- _Extracted material_
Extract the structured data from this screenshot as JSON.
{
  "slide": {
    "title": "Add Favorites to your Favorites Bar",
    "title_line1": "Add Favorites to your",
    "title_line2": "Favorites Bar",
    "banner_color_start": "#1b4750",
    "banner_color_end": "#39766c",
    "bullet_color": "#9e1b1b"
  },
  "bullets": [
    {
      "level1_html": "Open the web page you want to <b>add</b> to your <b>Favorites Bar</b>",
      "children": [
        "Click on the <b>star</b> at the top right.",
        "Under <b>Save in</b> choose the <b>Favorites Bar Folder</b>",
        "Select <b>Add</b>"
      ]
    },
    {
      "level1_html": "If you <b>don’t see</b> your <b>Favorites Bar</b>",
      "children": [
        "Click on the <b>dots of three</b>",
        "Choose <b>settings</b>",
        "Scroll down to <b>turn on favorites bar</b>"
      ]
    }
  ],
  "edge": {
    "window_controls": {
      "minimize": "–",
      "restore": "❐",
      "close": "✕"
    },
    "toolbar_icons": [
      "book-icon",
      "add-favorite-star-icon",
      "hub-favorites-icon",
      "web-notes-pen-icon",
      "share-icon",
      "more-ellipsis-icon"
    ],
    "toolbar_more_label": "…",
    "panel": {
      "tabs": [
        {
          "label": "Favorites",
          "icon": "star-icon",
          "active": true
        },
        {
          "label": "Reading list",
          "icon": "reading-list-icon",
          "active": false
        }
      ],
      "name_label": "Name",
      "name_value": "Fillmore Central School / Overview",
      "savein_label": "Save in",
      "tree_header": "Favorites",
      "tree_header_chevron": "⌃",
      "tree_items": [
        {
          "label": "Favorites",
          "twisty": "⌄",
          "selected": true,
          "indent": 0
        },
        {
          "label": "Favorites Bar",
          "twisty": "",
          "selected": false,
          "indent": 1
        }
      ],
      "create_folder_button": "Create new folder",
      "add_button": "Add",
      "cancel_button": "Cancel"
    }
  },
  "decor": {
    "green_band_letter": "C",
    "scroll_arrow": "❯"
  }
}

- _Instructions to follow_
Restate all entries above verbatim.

- _Your solution_
Extract the structured data from this screenshot as JSON.
{
  "slide": {
    "title": "Add Favorites to your Favorites Bar",
    "title_line1": "Add Favorites to your",
    "title_line2": "Favorites Bar",
    "banner_color_start": "#1b4750",
    "banner_color_end": "#39766c",
    "bullet_color": "#9e1b1b"
  },
  "bullets": [
    {
      "level1_html": "Open the web page you want to <b>add</b> to your <b>Favorites Bar</b>",
      "children": [
        "Click on the <b>star</b> at the top right.",
        "Under <b>Save in</b> choose the <b>Favorites Bar Folder</b>",
        "Select <b>Add</b>"
      ]
    },
    {
      "level1_html": "If you <b>don’t see</b> your <b>Favorites Bar</b>",
      "children": [
        "Click on the <b>dots of three</b>",
        "Choose <b>settings</b>",
        "Scroll down to <b>turn on favorites bar</b>"
      ]
    }
  ],
  "edge": {
    "window_controls": {
      "minimize": "–",
      "restore": "❐",
      "close": "✕"
    },
    "toolbar_icons": [
      "book-icon",
      "add-favorite-star-icon",
      "hub-favorites-icon",
      "web-notes-pen-icon",
      "share-icon",
      "more-ellipsis-icon"
    ],
    "toolbar_more_label": "…",
    "panel": {
      "tabs": [
        {
          "label": "Favorites",
          "icon": "star-icon",
          "active": true
        },
        {
          "label": "Reading list",
          "icon": "reading-list-icon",
          "active": false
        }
      ],
      "name_label": "Name",
      "name_value": "Fillmore Central School / Overview",
      "savein_label": "Save in",
      "tree_header": "Favorites",
      "tree_header_chevron": "⌃",
      "tree_items": [
        {
          "label": "Favorites",
          "twisty": "⌄",
          "selected": true,
          "indent": 0
        },
        {
          "label": "Favorites Bar",
          "twisty": "",
          "selected": false,
          "indent": 1
        }
      ],
      "create_folder_button": "Create new folder",
      "add_button": "Add",
      "cancel_button": "Cancel"
    }
  },
  "decor": {
    "green_band_letter": "C",
    "scroll_arrow": "❯"
  }
}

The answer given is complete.